13514311545_7e8cbaf28d
Costume Sketch for a Marlene Dietrich Tux

Starting in 1930, Travis Banton began an influential collaboration that, while only lasting five years, still inspires countless artists’ work. Josef von Sternberg had been working in the industry for about as long as Banton had, but only recently found success, with The Docks of New York (1928) and Der Blaue Engel (The Blue Angel) (1930). Von Sternberg worked with a little known German actress on the latter film, and found in her great inspiration. When he returned to America, he brought Marlene Dietrich with him. While Dietrich served as von Sternberg’s muse, she simultaneously became the mannequin Travis Banton desired.  When they met in preparation for the film Morocco (1930),  Banton began shaping Marlene Dietrich into the sex icon we know and love today, giving her dieting tips and creating glamorous and unforgettable clothing for her on and off the film set. The film Morocco is probably only remembered for Marlene Dietrich’s iconic tuxedo costume, which was inspired by her days as a Berlin cabaret singer and executed to perfection by Banton.

Marlene_Dietrich_in_Shanghai_Express_(1932)_by_Don_English
Marlene Dietrich in Shanghai Express

One of their most famous collaborations was on the film Shanghai Express (1932). When we first meet Marlene Dietrich’s character, Shanghai Lily, she is adorned in raven feathers, creating an enigmatic allure that instantly intrigues the audience. Her clothing gradually becomes softer and more inviting as the film goes on and she reveals herself as more than just a morally loose woman. In the final scene, Dietrich is again wearing her raven feather ensemble, but this time she is with the man she loves and the costume functions now as a warning to other men that she is spoken for. Shanghai Express is my favorite film and I never tire of seeing the costume evolution throughout as Banton truly knew how to use the costumes as a narrative device.

 

His work on von Sternberg films, as well as his costumes for Ernst Lubitsch’s films, all helped form what is now known as the Hollywood Baroque look. He continued his career at Paramount through the end of the 1930s. He initially rejected the Technicolor process at the end of the decade but after moving to Colombia Pictures in the early 1940s, he was forced to work on color films. Arguably, his best work at Colombia was for the Technicolor musical Cover Girl (1944) staring Rita Hayworth.

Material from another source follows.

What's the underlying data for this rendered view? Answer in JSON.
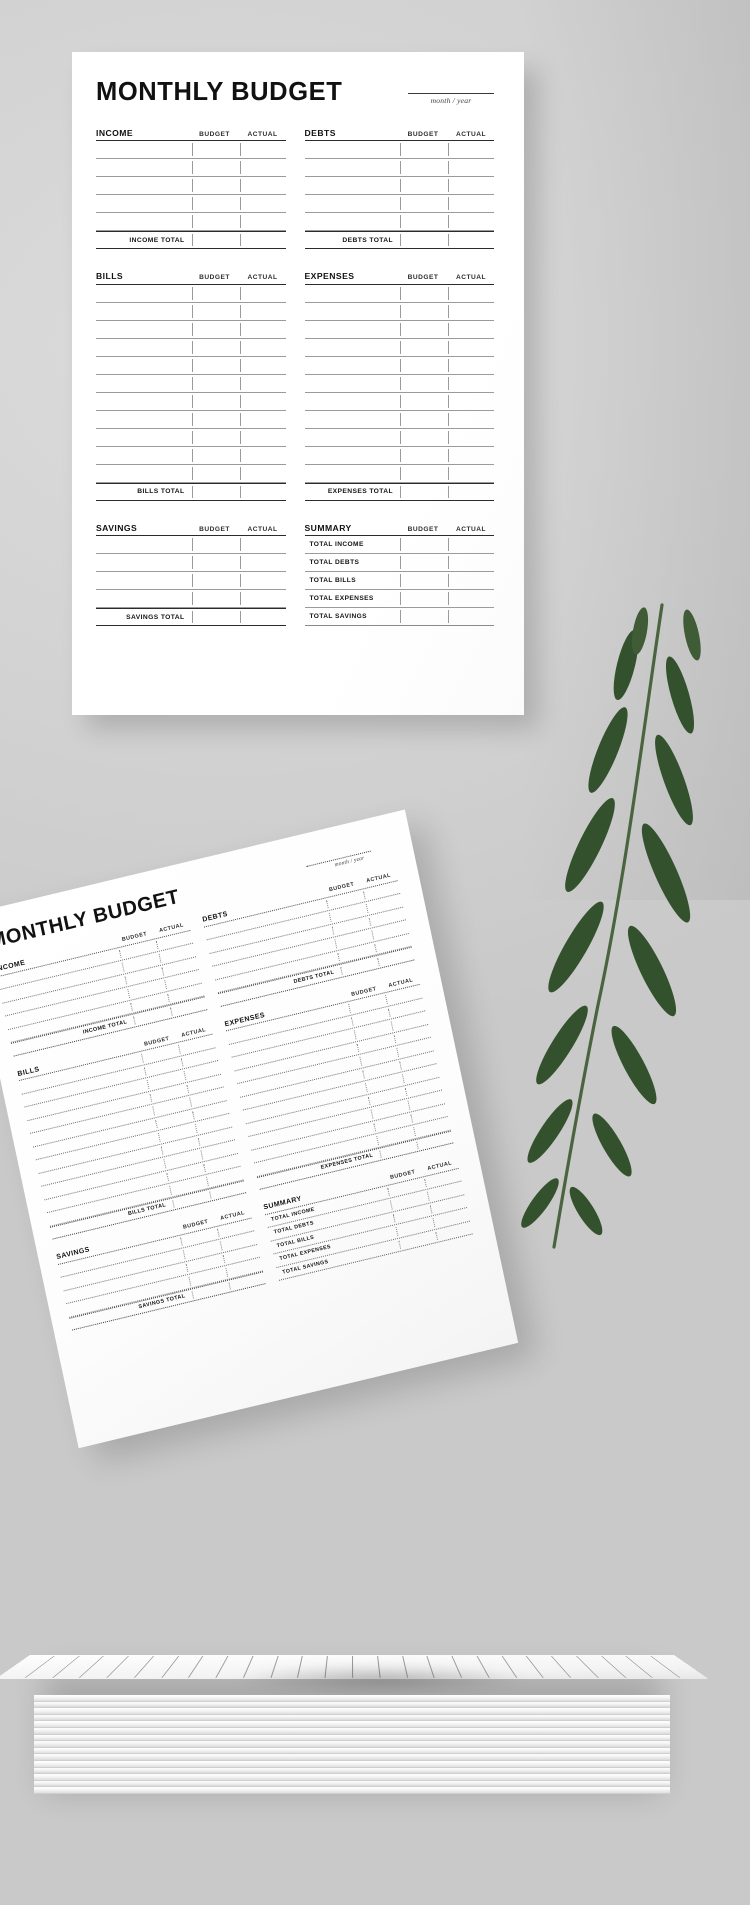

Like many costume designers of the day, Travis Banton turned to the bottle to relieve the stress incurred at his high-pressure job. Valentino (1951) was his last screen credit as costume designer. He continued designing at his own couture house until his death in 1958 at the age of 64.

Travis Banton’s career may not be as celebrated today as some of his contemporaries like Adrian or protégée Edith Head. However, he left an indelible mark on film history and pioneered a movement that still inspires. Taking for example his designs for Marlene Dietrich and couturier knock-offs of his film costumes, it is clear that Travis Banton contributed to the glamorous fashion zeitgeist.

Icon: Marlene Dietrich

 

 

Leave a Reply

Fill in your details below or click an icon to log in:

WordPress.com Logo

You are commenting using your WordPress.com account. Log Out /  Change )

Google+ photo

You are commenting using your Google+ account. Log Out /  Change )

Twitter picture

You are commenting using your Twitter account. Log Out /  Change )

Facebook photo

You are commenting using your Facebook account. Log Out /  Change )

Connecting to %s